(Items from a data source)
Segment Open
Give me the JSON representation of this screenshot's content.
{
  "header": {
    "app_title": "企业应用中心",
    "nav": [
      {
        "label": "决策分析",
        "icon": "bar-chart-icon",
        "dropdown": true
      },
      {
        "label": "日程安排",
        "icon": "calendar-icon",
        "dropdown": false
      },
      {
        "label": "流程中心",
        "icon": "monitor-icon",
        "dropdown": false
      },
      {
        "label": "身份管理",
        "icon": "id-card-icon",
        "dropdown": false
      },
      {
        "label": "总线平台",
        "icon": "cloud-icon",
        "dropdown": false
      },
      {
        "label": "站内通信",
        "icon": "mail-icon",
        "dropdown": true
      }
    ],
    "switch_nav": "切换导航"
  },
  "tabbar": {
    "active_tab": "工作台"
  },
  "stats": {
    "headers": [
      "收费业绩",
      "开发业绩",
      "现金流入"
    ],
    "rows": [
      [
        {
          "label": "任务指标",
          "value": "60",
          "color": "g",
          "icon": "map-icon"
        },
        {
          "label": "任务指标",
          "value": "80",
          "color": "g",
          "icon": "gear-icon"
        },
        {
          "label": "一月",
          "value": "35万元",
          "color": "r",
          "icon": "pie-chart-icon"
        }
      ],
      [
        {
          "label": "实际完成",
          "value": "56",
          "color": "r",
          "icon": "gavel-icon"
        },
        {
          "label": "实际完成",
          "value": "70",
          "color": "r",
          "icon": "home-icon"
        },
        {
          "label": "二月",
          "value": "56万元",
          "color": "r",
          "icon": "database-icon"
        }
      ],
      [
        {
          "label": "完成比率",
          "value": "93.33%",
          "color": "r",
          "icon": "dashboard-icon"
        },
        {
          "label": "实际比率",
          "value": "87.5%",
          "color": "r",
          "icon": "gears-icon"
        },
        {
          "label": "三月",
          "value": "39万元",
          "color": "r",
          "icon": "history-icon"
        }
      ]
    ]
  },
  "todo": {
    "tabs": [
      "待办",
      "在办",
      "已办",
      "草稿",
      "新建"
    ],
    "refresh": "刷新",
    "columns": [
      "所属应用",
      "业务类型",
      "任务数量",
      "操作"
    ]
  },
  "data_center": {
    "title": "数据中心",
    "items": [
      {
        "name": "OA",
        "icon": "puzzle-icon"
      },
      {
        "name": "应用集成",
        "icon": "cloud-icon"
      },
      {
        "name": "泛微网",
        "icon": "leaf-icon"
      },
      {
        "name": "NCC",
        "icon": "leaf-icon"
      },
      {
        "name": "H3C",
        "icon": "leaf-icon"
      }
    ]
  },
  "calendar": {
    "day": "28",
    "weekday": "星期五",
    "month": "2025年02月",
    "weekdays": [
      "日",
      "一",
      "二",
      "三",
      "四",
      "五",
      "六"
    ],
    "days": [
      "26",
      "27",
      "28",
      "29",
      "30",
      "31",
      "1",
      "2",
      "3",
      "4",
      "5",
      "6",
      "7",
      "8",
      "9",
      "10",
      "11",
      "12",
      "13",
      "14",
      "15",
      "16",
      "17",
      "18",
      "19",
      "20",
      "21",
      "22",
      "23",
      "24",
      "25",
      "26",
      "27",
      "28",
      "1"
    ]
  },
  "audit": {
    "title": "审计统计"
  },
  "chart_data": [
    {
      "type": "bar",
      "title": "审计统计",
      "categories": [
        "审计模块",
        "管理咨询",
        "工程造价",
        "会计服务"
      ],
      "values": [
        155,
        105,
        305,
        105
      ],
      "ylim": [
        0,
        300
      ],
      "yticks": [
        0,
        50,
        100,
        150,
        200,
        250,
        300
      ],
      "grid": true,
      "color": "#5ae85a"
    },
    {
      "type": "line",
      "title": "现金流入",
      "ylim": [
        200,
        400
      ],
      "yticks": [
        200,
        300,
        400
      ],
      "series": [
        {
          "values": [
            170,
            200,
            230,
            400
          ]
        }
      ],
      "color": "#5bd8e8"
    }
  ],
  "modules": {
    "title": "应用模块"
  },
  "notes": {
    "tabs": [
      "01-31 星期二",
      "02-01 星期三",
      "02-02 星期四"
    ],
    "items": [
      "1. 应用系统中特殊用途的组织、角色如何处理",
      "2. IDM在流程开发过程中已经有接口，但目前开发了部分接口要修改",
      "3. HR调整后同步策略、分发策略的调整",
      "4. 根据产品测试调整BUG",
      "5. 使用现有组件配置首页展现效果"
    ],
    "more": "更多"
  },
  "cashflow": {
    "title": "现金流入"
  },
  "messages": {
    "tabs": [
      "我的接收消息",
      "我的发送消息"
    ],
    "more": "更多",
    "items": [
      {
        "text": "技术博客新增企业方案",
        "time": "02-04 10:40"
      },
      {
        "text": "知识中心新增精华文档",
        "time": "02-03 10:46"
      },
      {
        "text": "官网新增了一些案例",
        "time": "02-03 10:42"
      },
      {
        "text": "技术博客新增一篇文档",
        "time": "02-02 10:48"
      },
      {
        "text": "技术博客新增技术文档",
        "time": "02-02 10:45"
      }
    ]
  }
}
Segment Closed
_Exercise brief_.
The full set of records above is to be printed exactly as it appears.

_Answer below_.
Give me the JSON representation of this screenshot's content.
{
  "header": {
    "app_title": "企业应用中心",
    "nav": [
      {
        "label": "决策分析",
        "icon": "bar-chart-icon",
        "dropdown": true
      },
      {
        "label": "日程安排",
        "icon": "calendar-icon",
        "dropdown": false
      },
      {
        "label": "流程中心",
        "icon": "monitor-icon",
        "dropdown": false
      },
      {
        "label": "身份管理",
        "icon": "id-card-icon",
        "dropdown": false
      },
      {
        "label": "总线平台",
        "icon": "cloud-icon",
        "dropdown": false
      },
      {
        "label": "站内通信",
        "icon": "mail-icon",
        "dropdown": true
      }
    ],
    "switch_nav": "切换导航"
  },
  "tabbar": {
    "active_tab": "工作台"
  },
  "stats": {
    "headers": [
      "收费业绩",
      "开发业绩",
      "现金流入"
    ],
    "rows": [
      [
        {
          "label": "任务指标",
          "value": "60",
          "color": "g",
          "icon": "map-icon"
        },
        {
          "label": "任务指标",
          "value": "80",
          "color": "g",
          "icon": "gear-icon"
        },
        {
          "label": "一月",
          "value": "35万元",
          "color": "r",
          "icon": "pie-chart-icon"
        }
      ],
      [
        {
          "label": "实际完成",
          "value": "56",
          "color": "r",
          "icon": "gavel-icon"
        },
        {
          "label": "实际完成",
          "value": "70",
          "color": "r",
          "icon": "home-icon"
        },
        {
          "label": "二月",
          "value": "56万元",
          "color": "r",
          "icon": "database-icon"
        }
      ],
      [
        {
          "label": "完成比率",
          "value": "93.33%",
          "color": "r",
          "icon": "dashboard-icon"
        },
        {
          "label": "实际比率",
          "value": "87.5%",
          "color": "r",
          "icon": "gears-icon"
        },
        {
          "label": "三月",
          "value": "39万元",
          "color": "r",
          "icon": "history-icon"
        }
      ]
    ]
  },
  "todo": {
    "tabs": [
      "待办",
      "在办",
      "已办",
      "草稿",
      "新建"
    ],
    "refresh": "刷新",
    "columns": [
      "所属应用",
      "业务类型",
      "任务数量",
      "操作"
    ]
  },
  "data_center": {
    "title": "数据中心",
    "items": [
      {
        "name": "OA",
        "icon": "puzzle-icon"
      },
      {
        "name": "应用集成",
        "icon": "cloud-icon"
      },
      {
        "name": "泛微网",
        "icon": "leaf-icon"
      },
      {
        "name": "NCC",
        "icon": "leaf-icon"
      },
      {
        "name": "H3C",
        "icon": "leaf-icon"
      }
    ]
  },
  "calendar": {
    "day": "28",
    "weekday": "星期五",
    "month": "2025年02月",
    "weekdays": [
      "日",
      "一",
      "二",
      "三",
      "四",
      "五",
      "六"
    ],
    "days": [
      "26",
      "27",
      "28",
      "29",
      "30",
      "31",
      "1",
      "2",
      "3",
      "4",
      "5",
      "6",
      "7",
      "8",
      "9",
      "10",
      "11",
      "12",
      "13",
      "14",
      "15",
      "16",
      "17",
      "18",
      "19",
      "20",
      "21",
      "22",
      "23",
      "24",
      "25",
      "26",
      "27",
      "28",
      "1"
    ]
  },
  "audit": {
    "title": "审计统计"
  },
  "chart_data": [
    {
      "type": "bar",
      "title": "审计统计",
      "categories": [
        "审计模块",
        "管理咨询",
        "工程造价",
        "会计服务"
      ],
      "values": [
        155,
        105,
        305,
        105
      ],
      "ylim": [
        0,
        300
      ],
      "yticks": [
        0,
        50,
        100,
        150,
        200,
        250,
        300
      ],
      "grid": true,
      "color": "#5ae85a"
    },
    {
      "type": "line",
      "title": "现金流入",
      "ylim": [
        200,
        400
      ],
      "yticks": [
        200,
        300,
        400
      ],
      "series": [
        {
          "values": [
            170,
            200,
            230,
            400
          ]
        }
      ],
      "color": "#5bd8e8"
    }
  ],
  "modules": {
    "title": "应用模块"
  },
  "notes": {
    "tabs": [
      "01-31 星期二",
      "02-01 星期三",
      "02-02 星期四"
    ],
    "items": [
      "1. 应用系统中特殊用途的组织、角色如何处理",
      "2. IDM在流程开发过程中已经有接口，但目前开发了部分接口要修改",
      "3. HR调整后同步策略、分发策略的调整",
      "4. 根据产品测试调整BUG",
      "5. 使用现有组件配置首页展现效果"
    ],
    "more": "更多"
  },
  "cashflow": {
    "title": "现金流入"
  },
  "messages": {
    "tabs": [
      "我的接收消息",
      "我的发送消息"
    ],
    "more": "更多",
    "items": [
      {
        "text": "技术博客新增企业方案",
        "time": "02-04 10:40"
      },
      {
        "text": "知识中心新增精华文档",
        "time": "02-03 10:46"
      },
      {
        "text": "官网新增了一些案例",
        "time": "02-03 10:42"
      },
      {
        "text": "技术博客新增一篇文档",
        "time": "02-02 10:48"
      },
      {
        "text": "技术博客新增技术文档",
        "time": "02-02 10:45"
      }
    ]
  }
}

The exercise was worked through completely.